Read Don Gellers, victim of state sponsored conspiracy, receives full, posthumous pardon in Maine by Colin Woodard (colinwoodard.blogspot.com)
In a 31-part Portland Press Herald series on the Passamaquoddy tribe's epic struggles with Maine, "Unsettled," I told the story of Donald Gellers, the idealistic young attorney who, in the 1960s, joined forces with Chief George Francis to challenge legal, civil rights, and material abuses of the tribe and its members by state officials, law enforcement, the courts, and local businesspeople. Upon returning home from filing a suit that sought redress for a $150 million trust fund and 10,000 acres of reserved land stolen by Maine -- the fund alone worth $1.1 billion in today's dollars -- he was arrested in a sting and raid that would be comic if its results were not so tragic and charged with "constructive possession" of six marijunaa cigarettes allegedly found in the pocket of a jacket in his upstairs closet.
I’d love to get a bundled e-book copy of this 31 part series. And what do you know the newspaper actually published one! I wish more newspapers would do something like this. Imagine a bound book for big coverage of things like the Trump Impeachment from the Washington Post or the New York Times?
Read 6 examples of newsroom-library collaborations (International Journalists' Network)
Journalists provide quality information. Librarians help people find quality information. Both fields are rooted in promoting civic engagement. Both are contextual experts in the communities they serve. And both are working to reinvent themselves in the digital world.

It just makes sense that news outlets and libraries collaborate. That’s something we at the News Co/Lab have believed from the beginning, and it’s something we’ve seen work very well in our partnerships

Perhaps this is a good incubator for the idea Greg McVerry and I have been contemplating in which these institutions help to provide some of the help and infrastructure for the future of IndieWeb.
Annotated January 08, 2020 at 04:12PM

I also note that this article was syndicated to this site from this original: https://newscollab.org/2019/06/19/6-newsroom-library-partnerships-to-check-out/

Idea for a spaced repetition user interface for Hypothes.is

While I’m thinking about younger students, I thought I’d sketch out a bit of an add-on product that I wish Hypothes.is had.

Background/Set up

I was looking at tools to pull annotations out of Kindle the other day and ran across Readwise again. Part of its functionality pulls highlights and annotations out of Kindle and then it has some UI that uses the idea of spaced repetition to have you regularly review what you’ve previously read and highlighted and presumably wanted to remember or use in the future.

Of course this is very similar to other spaced repetition/flash card applications like Mnemosyne, Anki, or language apps like Memrise and Duolingo among many others.
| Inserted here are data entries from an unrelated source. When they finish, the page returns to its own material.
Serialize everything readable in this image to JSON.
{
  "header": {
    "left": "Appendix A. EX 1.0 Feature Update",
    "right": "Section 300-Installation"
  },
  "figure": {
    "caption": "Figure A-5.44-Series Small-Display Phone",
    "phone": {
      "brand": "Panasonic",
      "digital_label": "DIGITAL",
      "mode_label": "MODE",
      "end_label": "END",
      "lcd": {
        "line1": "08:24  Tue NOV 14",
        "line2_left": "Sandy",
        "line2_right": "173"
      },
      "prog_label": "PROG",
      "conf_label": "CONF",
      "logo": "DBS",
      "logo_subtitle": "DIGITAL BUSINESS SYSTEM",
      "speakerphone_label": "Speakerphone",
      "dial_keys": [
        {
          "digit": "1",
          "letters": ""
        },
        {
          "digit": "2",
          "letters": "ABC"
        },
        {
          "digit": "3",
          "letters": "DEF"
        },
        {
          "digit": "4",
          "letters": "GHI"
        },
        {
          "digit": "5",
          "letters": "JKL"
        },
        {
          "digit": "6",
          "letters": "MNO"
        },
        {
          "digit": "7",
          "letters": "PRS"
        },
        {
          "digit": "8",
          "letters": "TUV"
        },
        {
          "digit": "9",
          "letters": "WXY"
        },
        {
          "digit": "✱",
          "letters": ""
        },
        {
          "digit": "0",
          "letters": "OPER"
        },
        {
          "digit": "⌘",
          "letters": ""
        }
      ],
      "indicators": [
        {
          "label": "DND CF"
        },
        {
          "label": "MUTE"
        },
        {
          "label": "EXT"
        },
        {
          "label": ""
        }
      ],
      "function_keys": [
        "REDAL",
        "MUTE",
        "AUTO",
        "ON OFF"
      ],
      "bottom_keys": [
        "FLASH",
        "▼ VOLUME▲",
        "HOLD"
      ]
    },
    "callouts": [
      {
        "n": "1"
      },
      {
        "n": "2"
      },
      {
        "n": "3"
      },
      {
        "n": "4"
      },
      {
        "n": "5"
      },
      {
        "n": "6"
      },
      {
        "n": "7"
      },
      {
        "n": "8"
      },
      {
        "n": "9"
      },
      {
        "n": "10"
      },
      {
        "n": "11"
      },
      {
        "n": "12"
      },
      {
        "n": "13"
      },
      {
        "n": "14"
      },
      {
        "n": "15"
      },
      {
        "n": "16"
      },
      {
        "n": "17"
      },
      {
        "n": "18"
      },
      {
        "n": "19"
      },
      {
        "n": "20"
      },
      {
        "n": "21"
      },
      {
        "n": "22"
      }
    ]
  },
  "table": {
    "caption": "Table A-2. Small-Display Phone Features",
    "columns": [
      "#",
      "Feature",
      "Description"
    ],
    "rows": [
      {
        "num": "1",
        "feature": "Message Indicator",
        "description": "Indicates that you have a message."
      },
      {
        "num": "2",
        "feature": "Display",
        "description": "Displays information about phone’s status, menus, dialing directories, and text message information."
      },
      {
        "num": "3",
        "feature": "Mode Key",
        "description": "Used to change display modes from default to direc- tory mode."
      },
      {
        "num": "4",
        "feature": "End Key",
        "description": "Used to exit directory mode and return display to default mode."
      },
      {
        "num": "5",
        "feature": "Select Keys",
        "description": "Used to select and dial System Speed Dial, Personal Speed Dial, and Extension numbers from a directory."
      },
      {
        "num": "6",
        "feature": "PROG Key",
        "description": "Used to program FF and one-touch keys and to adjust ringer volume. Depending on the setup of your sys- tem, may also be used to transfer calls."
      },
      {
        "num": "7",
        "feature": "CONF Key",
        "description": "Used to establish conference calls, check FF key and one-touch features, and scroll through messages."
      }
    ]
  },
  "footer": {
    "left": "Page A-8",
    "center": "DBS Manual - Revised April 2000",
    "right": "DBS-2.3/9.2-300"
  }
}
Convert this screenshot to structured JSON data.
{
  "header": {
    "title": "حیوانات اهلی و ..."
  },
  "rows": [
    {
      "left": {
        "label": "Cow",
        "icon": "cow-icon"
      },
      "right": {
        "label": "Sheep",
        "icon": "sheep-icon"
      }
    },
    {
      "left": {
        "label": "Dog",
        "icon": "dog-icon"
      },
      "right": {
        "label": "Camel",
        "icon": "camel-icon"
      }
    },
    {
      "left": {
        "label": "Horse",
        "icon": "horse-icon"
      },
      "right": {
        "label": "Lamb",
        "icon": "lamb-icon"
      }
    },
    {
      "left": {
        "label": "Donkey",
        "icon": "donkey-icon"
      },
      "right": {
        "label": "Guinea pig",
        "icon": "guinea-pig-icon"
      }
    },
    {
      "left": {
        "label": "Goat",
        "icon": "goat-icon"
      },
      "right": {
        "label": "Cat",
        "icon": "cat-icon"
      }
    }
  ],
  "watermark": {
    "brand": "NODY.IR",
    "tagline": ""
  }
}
I also seem to recall that Amazon once had some UI like this built into their Kindle Notebook, but I’m not finding it at the moment, but I know they’ve changed that UI sometime in the last two years–perhaps it’s gone?

The Pitch

Given the number of learners who are using Hypothes.is, wouldn’t it be a fantastic bit of functionality if Hypothes.is had a spaced repetition UI that would allow students to easily go back and review over their prior highlights and annotations?! Presumably this could be targeted for quizzes and tests, but honestly as a lifelong learner I very frequently love using tools like Timehop or even my website’s built-in “On this day” functionality to look back over bits and pieces of things I’ve done in the past, which also includes my annotations, since I’m keeping copies of them on my website as well.

Naturally such a UI should be able to search or sort by tag, date range, or even by source(s) so that a student could more easily wrangle a particular number of sources over which they wanted to review their material–particularly as over months, years, or decades one could build up a huge library of annotations. If, as a student, I was tagging my material by class course number subject area or something similar (like edu522, for example) I could then easily dump that into such a UI and be able to do spaced repetition studying for that subject area. Masters, Ph.D. students, and even the professoriate might appreciate it for occasional spaced repetition to be nudged or reminded of ideas they’d had in the past, but which may need rekindling to put into a thesis or potential future papers.

The more I think about this, the more I’d love to see it in Hypothes.is. If it’s not something the main team takes on, perhaps it could be an add-on for a group like Remi Kalir’s who have done some interesting work with the API to create Crowdlaaers

I’m planning to use import/export manually with tools like Anki to do some testing this coming weekend… I wonder what open sourced code may already exist that I could simply plug my Hypothes.is data into? Hmm…